Monday, 12 November 2007

politics not football

Just got home from having a beer & a pizza, and having come past the Stadio Olimpico on the way home in the car (just out of curiousity) thought I'd mention the scene there. At 12.20am the carabinieri were finally taking down the barriers which had blocked off the Ponte Duca d'Aosta, which anyone who has been to the stadium will remember as the large bridge leading to the 'Mussolini' obelisk at the southern end of the stadium.

Trouble started around 18h in the residential quarter on the other side of the river at the local headquarters of the squadra mobile (rapid response investigative police, who often deal with football related criminal activity). The crowd, variously estimated at from 200 to 1000 people, moved off when their initial siege was held off, rampaging around the area and finally crossing over to the stadium where they attacked the headquarters of CONI, the governing body for all sports in Italy. An incendiary device was thrown into the building, windows were smashed, vehicles and wheelie bins were overturned and set on fire, and according to some reports several hundred people broke into the building. Dozens of policemen and carabinieri have been treated for injuries of varying gravity.

It was, in essence, the pre- and post-match violence of a super fraught fixture, only without the match.

Driving past half an hour ago, the streets are littered with rubble and broken glass, wrenched up road signs and abandoned 2m metal poles used as weapons. Overturned bins lie in the road along with metal barriers. Fully armed riot police are still conspicuous by their presence. The whole area is lit up like an even less salubrious Blackpool - the stadium floodlights are on full, and as we drove northwards from the centre we ould say the whole area glowing a fierce white. The place was eerily empty of non-police. But it looked like a war zone.

Apparently this evening's shenanigans represent "solidarity between Roma and Lazio ultras" but I can barely bring myself to type that. I refuse to tag this post with the word 'football'.

This has nothing to do with the team I support.

This has nothing to do with football.

This is mob violence.

Now whatever sickness there is in Italian society which causes up to a thousand or more young people to violently riot around their own home city in response to the tragic death of a young man few of them knew, action needs to be taken to fix it. But this is a political and a social problem first and foremost. Don't pretend it has anything to do with sport.


Ross said...

This blog is one of the best on the Internet when it comes to football related incidents, and thoughts on Italian society in general.

Keep up the good work, I enjoy it :-)

Anonymous said...'d have to be very well remunerated to be a policeman (or woman) in Italy, unless you're crazy!

- Juventino

ursus arctos said...

And of course they are not well renumerated (or trained, or supervised), which is a major element in the profound social problem that Spangles refers too.

After Raciti died in Cagliari, it was reported that as a fairly senior officer of the caribineri, he was a base wage of something in the vicinity of 2000 euro a month. At least some of the baton wielding grunts in the front line will be making significantly less than that.
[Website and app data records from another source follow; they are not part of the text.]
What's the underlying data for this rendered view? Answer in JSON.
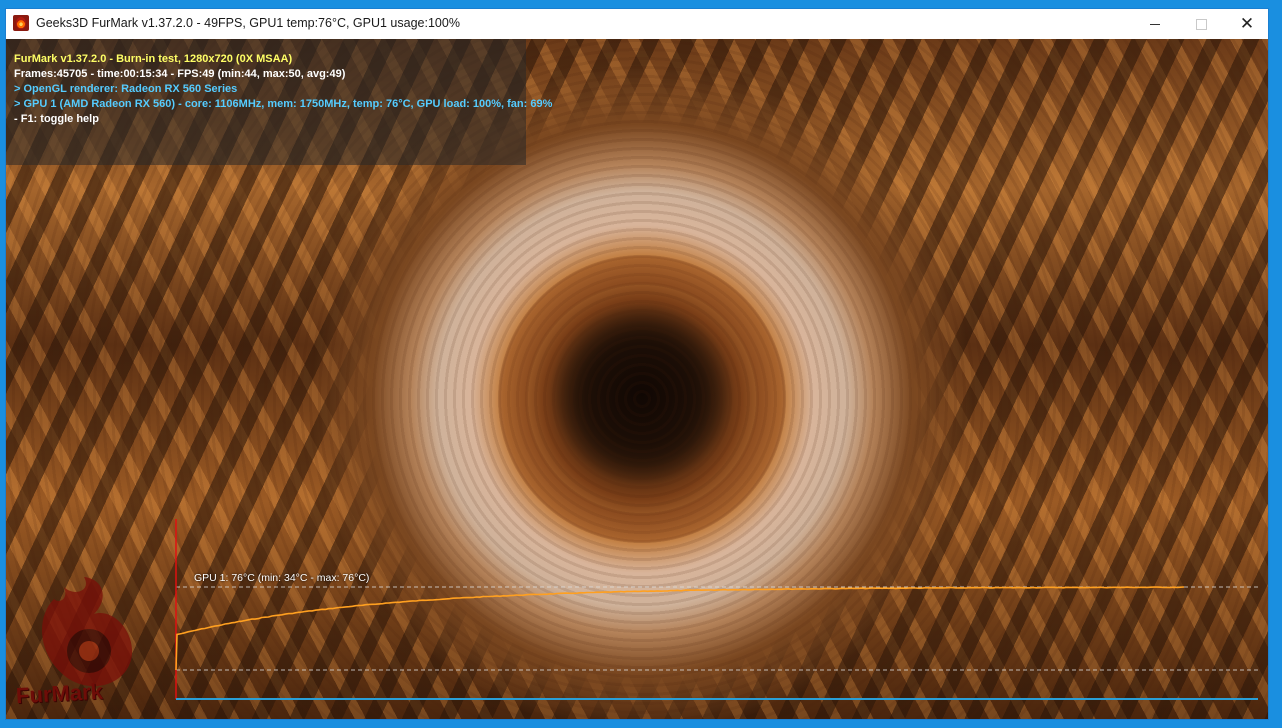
{
  "window": {
    "title": "Geeks3D FurMark v1.37.2.0 - 49FPS, GPU1 temp:76°C, GPU1 usage:100%"
  },
  "hud": {
    "line1": "FurMark v1.37.2.0 - Burn-in test, 1280x720 (0X MSAA)",
    "line2": "Frames:45705 - time:00:15:34 - FPS:49 (min:44, max:50, avg:49)",
    "line3": "> OpenGL renderer: Radeon RX 560 Series",
    "line4": "> GPU 1 (AMD Radeon RX 560) - core: 1106MHz, mem: 1750MHz, temp: 76°C, GPU load: 100%, fan: 69%",
    "line5": "- F1: toggle help",
    "colors": {
      "line1": "#ffff66",
      "line2": "#ffffff",
      "line3": "#55ccff",
      "line4": "#55ccff",
      "line5": "#ffffff"
    }
  },
  "graph": {
    "label": "GPU 1: 76°C (min: 34°C - max: 76°C)",
    "current_temp": 76,
    "min_temp": 34,
    "max_temp": 76,
    "curve_color": "#ffa020",
    "axis_color": "#2a9fd6",
    "marker_color": "#e01010"
  },
  "logo": {
    "text": "FurMark"
  }
}
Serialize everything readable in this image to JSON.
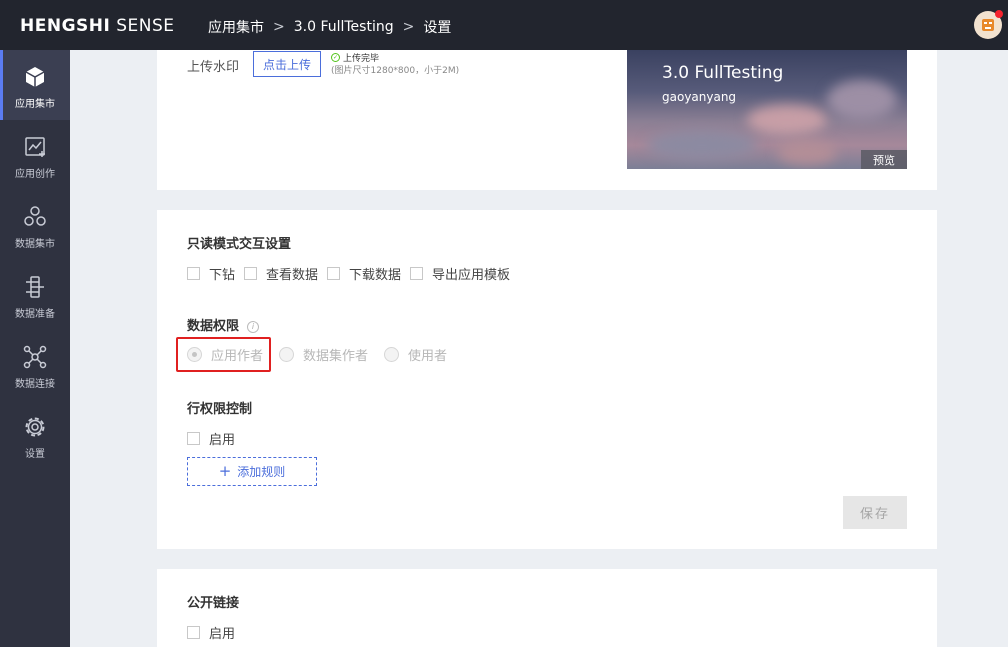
{
  "header": {
    "brand_bold": "HENGSHI",
    "brand_light": "SENSE",
    "breadcrumbs": [
      "应用集市",
      "3.0 FullTesting",
      "设置"
    ],
    "separator": ">"
  },
  "sidebar": {
    "items": [
      {
        "label": "应用集市",
        "icon": "cube-icon"
      },
      {
        "label": "应用创作",
        "icon": "chart-edit-icon"
      },
      {
        "label": "数据集市",
        "icon": "dataset-icon"
      },
      {
        "label": "数据准备",
        "icon": "data-prep-icon"
      },
      {
        "label": "数据连接",
        "icon": "connection-icon"
      },
      {
        "label": "设置",
        "icon": "gear-icon"
      }
    ]
  },
  "watermark": {
    "label": "上传水印",
    "button": "点击上传",
    "status": "上传完毕",
    "hint": "(图片尺寸1280*800，小于2M)"
  },
  "preview": {
    "title": "3.0 FullTesting",
    "user": "gaoyanyang",
    "button": "预览"
  },
  "readonly": {
    "title": "只读模式交互设置",
    "options": [
      "下钻",
      "查看数据",
      "下载数据",
      "导出应用模板"
    ]
  },
  "permission": {
    "title": "数据权限",
    "options": [
      "应用作者",
      "数据集作者",
      "使用者"
    ],
    "selected": "应用作者"
  },
  "row_permission": {
    "title": "行权限控制",
    "enable_label": "启用",
    "add_rule": "添加规则",
    "save": "保存"
  },
  "public_link": {
    "title": "公开链接",
    "enable_label": "启用"
  },
  "colors": {
    "accent": "#4b6edb",
    "topbar": "#22252e",
    "sidebar": "#2f3240",
    "highlight": "#e02020"
  }
}
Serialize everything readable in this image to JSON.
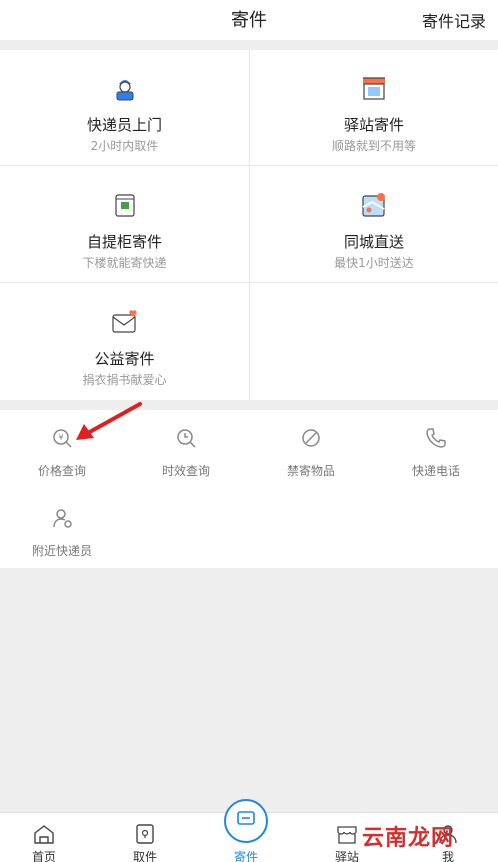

Stories are coming out this morning that the matches were played against the strong protests of the football authorities, who wanted the entire campionato suspended. So it seems at least someone in authority wanted to do the right thing.

ursus arctos said...

Just to add to my last post, it is now being reported that the average wage of a member of the Polizia Stradale is Euro 1300 a month, and that they still haven't been paid for the overtime they've put in over the last two years.

TrentToffee said... you point out, it has little to do with football. It's young unemployed (mostly) lads out for a rumble. The investigation into the shooting is going to make interesting reading.

Miss jane said...